McKay is about to enter the final year of his contract having turned down the club’s first contract offer. Another has not been forthcoming. It would surely be folly for Rangers not to pull out all the stops to tie down a player, who made his debut for the team as a 17-year-old at the end of the 2011-2012 season, on to a long-term deal.

He was given a grounding in League Two, playing 41 times in Rangers’ first season outside the top-flight. Before bizarrely being loaned up a division the following season. While Ally McCoist’s side were on route to winning League One, McKay spent the second half of the season on loan at Greenock Morton.

He was back on loan the following season, this time with Raith Rovers. While Rangers slumped to third in the Championship and a comical play-off defeat to Motherwell, McKay had a similarly miserable time in Kirkcaldy. Ineffective would be a compliment.

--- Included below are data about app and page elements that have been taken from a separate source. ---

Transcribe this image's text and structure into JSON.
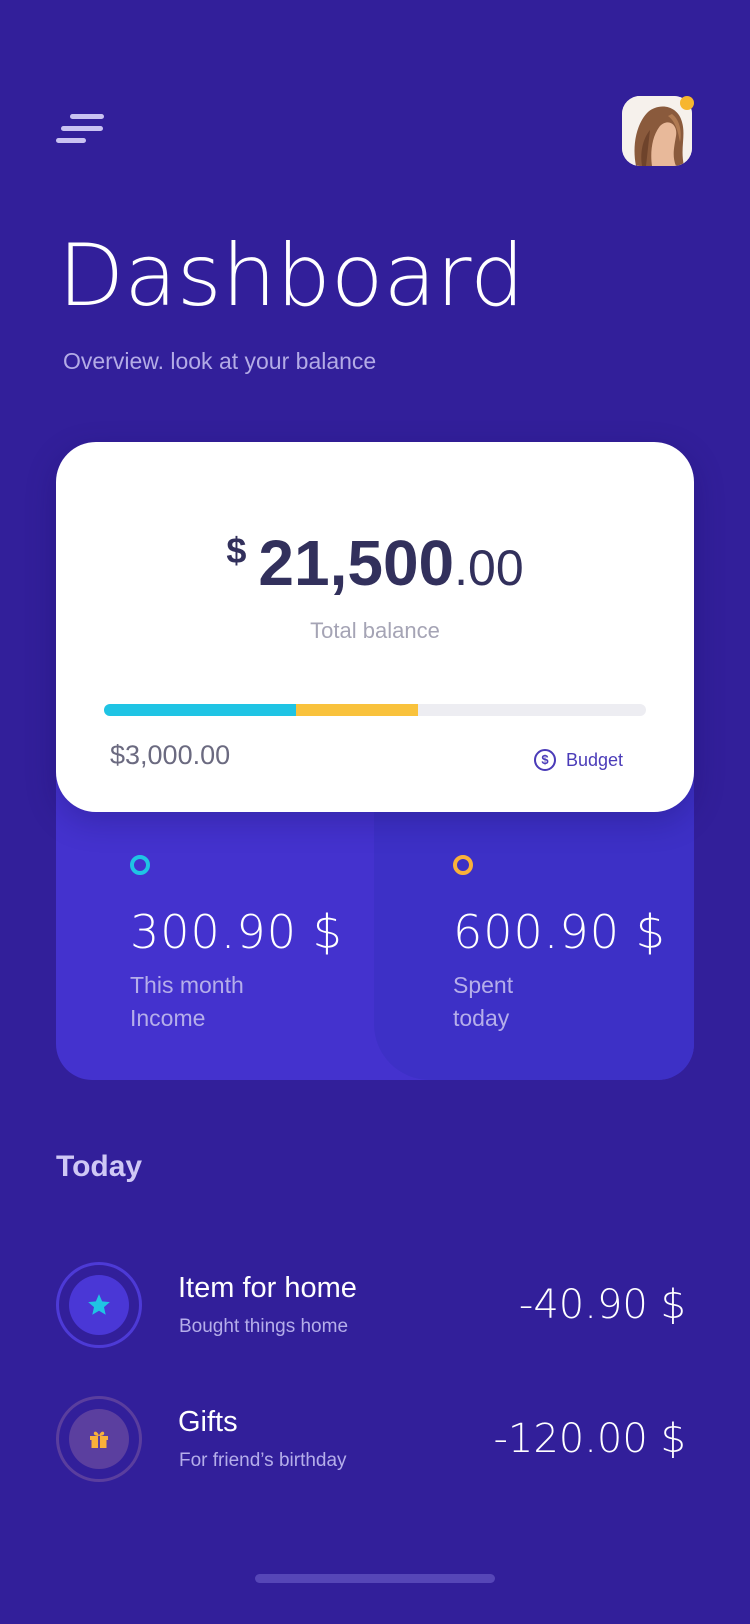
{
  "header": {
    "menu_icon": "hamburger-menu-icon",
    "avatar_icon": "user-avatar",
    "notification_color": "#F7B62F"
  },
  "page": {
    "title": "Dashboard",
    "subtitle": "Overview. look at your balance"
  },
  "balance_card": {
    "currency": "$",
    "amount_main": "21,500",
    "amount_cents": ".00",
    "label": "Total balance",
    "budget_amount": "$3,000.00",
    "budget_label": "Budget",
    "budget_icon": "dollar-circle-icon",
    "progress": {
      "income_fraction": 0.355,
      "spent_fraction": 0.225,
      "income_color": "#1FC4E4",
      "spent_color": "#F9C23C",
      "track_color": "#EDEDF2"
    }
  },
  "stats": {
    "income": {
      "value": "300.90 $",
      "label_line1": "This month",
      "label_line2": "Income",
      "dot_color": "#1FC4E4"
    },
    "spent": {
      "value": "600.90 $",
      "label_line1": "Spent",
      "label_line2": "today",
      "dot_color": "#F9B13A"
    }
  },
  "today": {
    "title": "Today",
    "transactions": [
      {
        "title": "Item for home",
        "subtitle": "Bought things home",
        "amount": "-40.90 $",
        "icon": "star-icon",
        "icon_color": "#1FC4E4"
      },
      {
        "title": "Gifts",
        "subtitle": "For friend’s birthday",
        "amount": "-120.00 $",
        "icon": "gift-icon",
        "icon_color": "#F9B13A"
      }
    ]
  },
  "colors": {
    "background": "#321F9A",
    "card": "#FFFFFF",
    "stats_panel": "#4432CE",
    "accent_text": "#B5AEEA"
  }
}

After five goals and eight assists over 18 months in the Championship, hopes weren’t high of a Rangers future. Mark Warburton may have his detractors but he saw promise in McKay and was rewarded with a fine season from the youngster, his output increasing drastically with nine goals and 13 assists in 48 games.

Yet, even with the jump up in standard and two spells out the starting line-up he has still managed to net six times and assist a further 11 goals. While his performances as a whole may have suffered, he is unique in a winger in that he still provides. Viewers couldn’t fail to hear the groans and moans from Rangers fans when McKay was struggling to make an impact. But one thing about McKay, he continues to get on the ball, continues to be brave, continues to try and make things happen.

Another unique aspect of McKay as a winger is that his strongest asset is his vision, and he possesses the passing ability to slice defences open. For someone who plays a high number of through-balls per game his passing success rate remains high.

One of Celtic’s most dangerous weapons is the relationship between Kieran Tierney and Scott Sinclair. Tierney’s attacking drive allows Sinclair to drift infield. Lee Wallace and McKay are the reverse. McKay pulls wide and drops deep to allow Wallace to bomb forward and infield. It is such a dangerous weapon for Rangers, something which the team have missed greatly – McKay clipping passes between full-back and centre-back for the bombarding left-back.

But that is not take away from McKay’s ability in one-v-one duels, situations Scottish fans like to see. As he showed in the New Year Eve’s derby he gave Mikael Lustig a tough afternoon. He can stand a full-back up and use either a swivel of the hips or his acceleration to take him skating away.

Being involved with the Scotland squad may have gone against him in terms of perception among fans who don’t see him every week, especially when he was being called-up while playing for a Championship side. However, it is clear what Gordon Strachan sees in the player, a difference maker.

As Rangers struggled in recent weeks it was a surprise Caixinha didn’t put more faith in McKay to help make that difference. It would be a bigger surprise if Rangers didn’t do all they could to hold on to the wide man. He may have his foibles but there is no question he is an exciting, incisive winger. Whether he makes the top is still open to question.